**WHAT YOU WILL DO:**
Write the listing out again, exactly as it reads below.

**ENTRIES SHOWN:**

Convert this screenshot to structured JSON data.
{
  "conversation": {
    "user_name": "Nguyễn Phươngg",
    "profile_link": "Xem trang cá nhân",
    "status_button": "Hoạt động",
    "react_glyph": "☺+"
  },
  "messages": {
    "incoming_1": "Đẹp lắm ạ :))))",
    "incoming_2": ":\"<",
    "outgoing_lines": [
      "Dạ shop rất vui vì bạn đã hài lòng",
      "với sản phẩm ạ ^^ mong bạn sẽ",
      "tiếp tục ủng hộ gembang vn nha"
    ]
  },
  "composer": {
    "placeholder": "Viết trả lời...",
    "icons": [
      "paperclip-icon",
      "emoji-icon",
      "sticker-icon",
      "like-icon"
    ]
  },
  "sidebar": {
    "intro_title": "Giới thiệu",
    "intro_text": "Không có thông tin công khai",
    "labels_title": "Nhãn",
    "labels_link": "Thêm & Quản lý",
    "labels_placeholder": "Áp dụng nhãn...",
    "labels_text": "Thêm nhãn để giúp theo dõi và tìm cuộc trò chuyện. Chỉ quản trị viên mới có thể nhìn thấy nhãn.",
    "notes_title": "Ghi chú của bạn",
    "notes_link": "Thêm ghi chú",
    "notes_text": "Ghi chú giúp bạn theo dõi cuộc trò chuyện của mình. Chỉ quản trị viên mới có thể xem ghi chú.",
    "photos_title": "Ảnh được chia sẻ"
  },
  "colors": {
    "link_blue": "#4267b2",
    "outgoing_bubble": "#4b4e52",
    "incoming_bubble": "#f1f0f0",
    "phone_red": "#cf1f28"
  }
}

**WRITTEN SOLUTION:**
Convert this screenshot to structured JSON data.
{
  "conversation": {
    "user_name": "Nguyễn Phươngg",
    "profile_link": "Xem trang cá nhân",
    "status_button": "Hoạt động",
    "react_glyph": "☺+"
  },
  "messages": {
    "incoming_1": "Đẹp lắm ạ :))))",
    "incoming_2": ":\"<",
    "outgoing_lines": [
      "Dạ shop rất vui vì bạn đã hài lòng",
      "với sản phẩm ạ ^^ mong bạn sẽ",
      "tiếp tục ủng hộ gembang vn nha"
    ]
  },
  "composer": {
    "placeholder": "Viết trả lời...",
    "icons": [
      "paperclip-icon",
      "emoji-icon",
      "sticker-icon",
      "like-icon"
    ]
  },
  "sidebar": {
    "intro_title": "Giới thiệu",
    "intro_text": "Không có thông tin công khai",
    "labels_title": "Nhãn",
    "labels_link": "Thêm & Quản lý",
    "labels_placeholder": "Áp dụng nhãn...",
    "labels_text": "Thêm nhãn để giúp theo dõi và tìm cuộc trò chuyện. Chỉ quản trị viên mới có thể nhìn thấy nhãn.",
    "notes_title": "Ghi chú của bạn",
    "notes_link": "Thêm ghi chú",
    "notes_text": "Ghi chú giúp bạn theo dõi cuộc trò chuyện của mình. Chỉ quản trị viên mới có thể xem ghi chú.",
    "photos_title": "Ảnh được chia sẻ"
  },
  "colors": {
    "link_blue": "#4267b2",
    "outgoing_bubble": "#4b4e52",
    "incoming_bubble": "#f1f0f0",
    "phone_red": "#cf1f28"
  }
}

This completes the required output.